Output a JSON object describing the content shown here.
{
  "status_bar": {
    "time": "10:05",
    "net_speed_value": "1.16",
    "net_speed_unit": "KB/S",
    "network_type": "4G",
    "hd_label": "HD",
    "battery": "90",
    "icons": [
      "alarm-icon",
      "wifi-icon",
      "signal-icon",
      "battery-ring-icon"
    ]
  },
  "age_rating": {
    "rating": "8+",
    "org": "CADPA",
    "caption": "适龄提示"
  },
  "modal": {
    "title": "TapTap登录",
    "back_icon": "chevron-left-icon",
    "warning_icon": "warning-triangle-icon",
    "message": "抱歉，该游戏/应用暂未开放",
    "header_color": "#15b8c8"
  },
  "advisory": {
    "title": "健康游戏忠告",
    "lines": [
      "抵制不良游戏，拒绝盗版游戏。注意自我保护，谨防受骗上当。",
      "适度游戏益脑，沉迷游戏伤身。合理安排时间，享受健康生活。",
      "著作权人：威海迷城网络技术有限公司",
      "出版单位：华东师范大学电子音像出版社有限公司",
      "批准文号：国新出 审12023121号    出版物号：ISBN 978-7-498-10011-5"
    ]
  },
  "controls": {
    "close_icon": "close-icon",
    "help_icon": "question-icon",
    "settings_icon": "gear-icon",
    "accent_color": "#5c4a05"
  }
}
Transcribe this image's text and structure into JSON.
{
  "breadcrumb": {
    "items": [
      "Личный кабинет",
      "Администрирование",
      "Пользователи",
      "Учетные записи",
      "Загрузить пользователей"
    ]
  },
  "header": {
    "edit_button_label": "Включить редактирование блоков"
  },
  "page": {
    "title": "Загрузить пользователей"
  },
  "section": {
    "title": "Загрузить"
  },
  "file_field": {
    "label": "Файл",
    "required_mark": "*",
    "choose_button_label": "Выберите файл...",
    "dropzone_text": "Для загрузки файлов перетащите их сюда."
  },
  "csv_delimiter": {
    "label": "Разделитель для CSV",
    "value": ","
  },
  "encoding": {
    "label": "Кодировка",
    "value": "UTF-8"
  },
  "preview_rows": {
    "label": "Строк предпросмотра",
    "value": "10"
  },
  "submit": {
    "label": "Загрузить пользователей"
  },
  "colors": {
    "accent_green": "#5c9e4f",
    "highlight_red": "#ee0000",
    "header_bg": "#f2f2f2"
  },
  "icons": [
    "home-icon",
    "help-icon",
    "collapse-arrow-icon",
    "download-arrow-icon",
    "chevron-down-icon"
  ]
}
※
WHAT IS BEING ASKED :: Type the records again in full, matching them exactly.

ANSWER FOR THE TASK ::
Output a JSON object describing the content shown here.
{
  "status_bar": {
    "time": "10:05",
    "net_speed_value": "1.16",
    "net_speed_unit": "KB/S",
    "network_type": "4G",
    "hd_label": "HD",
    "battery": "90",
    "icons": [
      "alarm-icon",
      "wifi-icon",
      "signal-icon",
      "battery-ring-icon"
    ]
  },
  "age_rating": {
    "rating": "8+",
    "org": "CADPA",
    "caption": "适龄提示"
  },
  "modal": {
    "title": "TapTap登录",
    "back_icon": "chevron-left-icon",
    "warning_icon": "warning-triangle-icon",
    "message": "抱歉，该游戏/应用暂未开放",
    "header_color": "#15b8c8"
  },
  "advisory": {
    "title": "健康游戏忠告",
    "lines": [
      "抵制不良游戏，拒绝盗版游戏。注意自我保护，谨防受骗上当。",
      "适度游戏益脑，沉迷游戏伤身。合理安排时间，享受健康生活。",
      "著作权人：威海迷城网络技术有限公司",
      "出版单位：华东师范大学电子音像出版社有限公司",
      "批准文号：国新出 审12023121号    出版物号：ISBN 978-7-498-10011-5"
    ]
  },
  "controls": {
    "close_icon": "close-icon",
    "help_icon": "question-icon",
    "settings_icon": "gear-icon",
    "accent_color": "#5c4a05"
  }
}
Transcribe this image's text and structure into JSON.
{
  "breadcrumb": {
    "items": [
      "Личный кабинет",
      "Администрирование",
      "Пользователи",
      "Учетные записи",
      "Загрузить пользователей"
    ]
  },
  "header": {
    "edit_button_label": "Включить редактирование блоков"
  },
  "page": {
    "title": "Загрузить пользователей"
  },
  "section": {
    "title": "Загрузить"
  },
  "file_field": {
    "label": "Файл",
    "required_mark": "*",
    "choose_button_label": "Выберите файл...",
    "dropzone_text": "Для загрузки файлов перетащите их сюда."
  },
  "csv_delimiter": {
    "label": "Разделитель для CSV",
    "value": ","
  },
  "encoding": {
    "label": "Кодировка",
    "value": "UTF-8"
  },
  "preview_rows": {
    "label": "Строк предпросмотра",
    "value": "10"
  },
  "submit": {
    "label": "Загрузить пользователей"
  },
  "colors": {
    "accent_green": "#5c9e4f",
    "highlight_red": "#ee0000",
    "header_bg": "#f2f2f2"
  },
  "icons": [
    "home-icon",
    "help-icon",
    "collapse-arrow-icon",
    "download-arrow-icon",
    "chevron-down-icon"
  ]
}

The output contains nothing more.